Task details: Lines from the records below that contain the word "fabriquer" are to be copied out.

Entries shown:

__________

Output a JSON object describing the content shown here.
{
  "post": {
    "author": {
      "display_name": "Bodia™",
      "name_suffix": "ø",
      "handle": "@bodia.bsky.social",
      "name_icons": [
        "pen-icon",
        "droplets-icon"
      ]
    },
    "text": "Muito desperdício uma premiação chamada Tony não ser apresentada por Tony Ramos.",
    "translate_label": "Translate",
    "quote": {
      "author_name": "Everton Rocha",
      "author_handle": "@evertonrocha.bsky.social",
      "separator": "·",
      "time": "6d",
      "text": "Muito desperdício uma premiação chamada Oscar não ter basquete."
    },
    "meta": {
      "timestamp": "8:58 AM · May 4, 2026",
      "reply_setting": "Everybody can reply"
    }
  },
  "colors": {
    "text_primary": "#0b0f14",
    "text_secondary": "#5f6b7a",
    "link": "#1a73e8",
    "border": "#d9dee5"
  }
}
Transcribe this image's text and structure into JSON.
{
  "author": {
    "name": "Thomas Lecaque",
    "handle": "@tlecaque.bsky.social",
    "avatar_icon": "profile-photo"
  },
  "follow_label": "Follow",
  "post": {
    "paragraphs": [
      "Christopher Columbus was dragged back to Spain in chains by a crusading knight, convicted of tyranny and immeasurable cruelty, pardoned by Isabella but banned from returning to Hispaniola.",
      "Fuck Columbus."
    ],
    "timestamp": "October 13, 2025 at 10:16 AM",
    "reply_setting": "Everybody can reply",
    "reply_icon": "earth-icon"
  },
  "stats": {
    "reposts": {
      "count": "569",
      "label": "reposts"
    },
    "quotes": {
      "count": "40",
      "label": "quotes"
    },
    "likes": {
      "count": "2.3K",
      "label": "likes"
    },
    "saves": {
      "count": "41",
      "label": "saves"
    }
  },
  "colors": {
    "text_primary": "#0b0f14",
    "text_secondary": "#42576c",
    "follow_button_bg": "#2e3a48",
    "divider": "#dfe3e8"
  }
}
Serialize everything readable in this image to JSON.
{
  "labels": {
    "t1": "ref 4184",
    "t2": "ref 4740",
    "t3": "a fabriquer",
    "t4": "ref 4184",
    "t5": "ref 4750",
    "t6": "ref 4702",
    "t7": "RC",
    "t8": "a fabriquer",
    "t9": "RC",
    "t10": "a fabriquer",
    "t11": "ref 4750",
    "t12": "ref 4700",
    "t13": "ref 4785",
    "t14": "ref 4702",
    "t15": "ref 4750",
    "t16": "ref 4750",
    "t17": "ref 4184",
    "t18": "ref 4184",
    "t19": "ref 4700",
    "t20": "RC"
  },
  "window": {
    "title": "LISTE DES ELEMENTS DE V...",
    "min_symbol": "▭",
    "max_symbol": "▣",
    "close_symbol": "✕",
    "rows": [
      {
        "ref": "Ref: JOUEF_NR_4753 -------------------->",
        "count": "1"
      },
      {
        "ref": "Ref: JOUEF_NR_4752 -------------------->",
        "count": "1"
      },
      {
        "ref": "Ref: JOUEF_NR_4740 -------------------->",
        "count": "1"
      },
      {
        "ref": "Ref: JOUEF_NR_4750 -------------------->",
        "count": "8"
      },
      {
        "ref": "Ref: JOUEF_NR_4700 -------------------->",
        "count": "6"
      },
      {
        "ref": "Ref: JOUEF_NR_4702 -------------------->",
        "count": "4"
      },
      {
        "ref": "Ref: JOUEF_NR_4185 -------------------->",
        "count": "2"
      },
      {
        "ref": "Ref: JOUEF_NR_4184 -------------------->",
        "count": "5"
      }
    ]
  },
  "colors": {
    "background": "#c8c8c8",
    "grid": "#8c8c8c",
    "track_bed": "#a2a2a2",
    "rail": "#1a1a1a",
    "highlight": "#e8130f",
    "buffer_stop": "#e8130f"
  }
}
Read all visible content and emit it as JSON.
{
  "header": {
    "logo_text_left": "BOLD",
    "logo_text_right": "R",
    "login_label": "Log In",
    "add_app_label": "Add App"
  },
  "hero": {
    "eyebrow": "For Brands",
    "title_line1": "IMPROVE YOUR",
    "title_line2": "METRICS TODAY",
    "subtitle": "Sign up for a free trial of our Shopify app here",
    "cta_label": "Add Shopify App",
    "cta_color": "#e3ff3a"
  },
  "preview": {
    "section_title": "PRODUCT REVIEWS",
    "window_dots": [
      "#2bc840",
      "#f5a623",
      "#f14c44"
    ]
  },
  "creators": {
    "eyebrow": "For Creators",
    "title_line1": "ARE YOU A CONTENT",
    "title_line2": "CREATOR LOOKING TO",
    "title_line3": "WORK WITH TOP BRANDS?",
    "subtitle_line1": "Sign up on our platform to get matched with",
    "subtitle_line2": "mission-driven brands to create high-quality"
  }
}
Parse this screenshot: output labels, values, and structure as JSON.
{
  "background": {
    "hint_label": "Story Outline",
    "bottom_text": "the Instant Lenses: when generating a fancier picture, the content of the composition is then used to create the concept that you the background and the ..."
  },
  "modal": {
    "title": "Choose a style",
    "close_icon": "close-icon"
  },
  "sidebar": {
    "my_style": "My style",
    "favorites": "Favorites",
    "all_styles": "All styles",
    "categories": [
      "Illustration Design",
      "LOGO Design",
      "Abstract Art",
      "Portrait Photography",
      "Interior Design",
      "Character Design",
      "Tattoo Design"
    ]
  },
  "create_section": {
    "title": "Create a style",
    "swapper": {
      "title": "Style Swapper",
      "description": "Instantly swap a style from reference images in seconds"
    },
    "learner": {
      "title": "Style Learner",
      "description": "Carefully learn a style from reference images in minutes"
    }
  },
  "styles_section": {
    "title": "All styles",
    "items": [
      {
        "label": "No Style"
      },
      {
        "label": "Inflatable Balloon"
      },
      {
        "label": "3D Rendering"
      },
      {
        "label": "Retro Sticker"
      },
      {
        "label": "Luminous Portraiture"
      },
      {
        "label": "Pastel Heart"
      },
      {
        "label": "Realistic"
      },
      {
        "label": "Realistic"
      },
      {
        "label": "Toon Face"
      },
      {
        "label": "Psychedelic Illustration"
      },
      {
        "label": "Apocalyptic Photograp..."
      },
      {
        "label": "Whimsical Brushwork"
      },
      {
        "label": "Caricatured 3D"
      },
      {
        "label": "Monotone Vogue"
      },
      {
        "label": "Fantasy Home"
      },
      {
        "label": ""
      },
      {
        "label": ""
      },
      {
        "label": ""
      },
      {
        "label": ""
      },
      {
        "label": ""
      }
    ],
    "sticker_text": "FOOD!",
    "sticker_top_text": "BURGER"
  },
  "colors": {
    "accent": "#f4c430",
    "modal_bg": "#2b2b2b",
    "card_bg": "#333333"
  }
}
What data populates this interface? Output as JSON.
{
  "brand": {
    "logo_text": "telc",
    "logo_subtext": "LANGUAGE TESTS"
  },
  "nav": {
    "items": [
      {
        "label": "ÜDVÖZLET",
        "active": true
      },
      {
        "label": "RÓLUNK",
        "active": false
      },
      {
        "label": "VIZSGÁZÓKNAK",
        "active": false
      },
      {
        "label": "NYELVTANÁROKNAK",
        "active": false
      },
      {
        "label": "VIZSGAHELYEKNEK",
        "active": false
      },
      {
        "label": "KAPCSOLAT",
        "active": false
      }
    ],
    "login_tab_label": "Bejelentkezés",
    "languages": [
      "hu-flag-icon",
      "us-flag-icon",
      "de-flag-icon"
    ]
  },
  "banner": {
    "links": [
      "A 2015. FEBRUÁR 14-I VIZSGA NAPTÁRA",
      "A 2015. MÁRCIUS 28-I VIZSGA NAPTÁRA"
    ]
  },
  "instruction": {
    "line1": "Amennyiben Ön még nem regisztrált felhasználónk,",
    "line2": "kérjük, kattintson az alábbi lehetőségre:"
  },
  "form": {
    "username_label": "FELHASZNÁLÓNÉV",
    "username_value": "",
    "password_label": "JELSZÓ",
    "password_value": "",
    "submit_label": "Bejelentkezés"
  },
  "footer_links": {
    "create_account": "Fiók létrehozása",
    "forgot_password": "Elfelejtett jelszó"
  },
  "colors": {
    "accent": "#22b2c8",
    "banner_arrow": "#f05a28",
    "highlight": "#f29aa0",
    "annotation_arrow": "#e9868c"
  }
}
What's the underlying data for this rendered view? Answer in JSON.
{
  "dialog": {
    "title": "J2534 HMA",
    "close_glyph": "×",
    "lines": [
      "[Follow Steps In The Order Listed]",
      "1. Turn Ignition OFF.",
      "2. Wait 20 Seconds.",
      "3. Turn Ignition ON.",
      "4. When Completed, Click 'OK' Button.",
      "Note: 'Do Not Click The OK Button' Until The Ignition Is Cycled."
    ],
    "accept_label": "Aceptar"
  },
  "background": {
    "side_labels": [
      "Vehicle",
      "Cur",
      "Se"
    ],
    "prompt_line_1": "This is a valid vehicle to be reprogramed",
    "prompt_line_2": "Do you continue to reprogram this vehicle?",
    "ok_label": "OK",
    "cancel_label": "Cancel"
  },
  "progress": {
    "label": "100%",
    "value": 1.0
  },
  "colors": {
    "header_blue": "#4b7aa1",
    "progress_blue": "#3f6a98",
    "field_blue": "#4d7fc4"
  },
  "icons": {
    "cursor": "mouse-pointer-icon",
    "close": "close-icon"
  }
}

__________

Answer space:
    "t3": "a fabriquer",
    "t8": "a fabriquer",
    "t10": "a fabriquer",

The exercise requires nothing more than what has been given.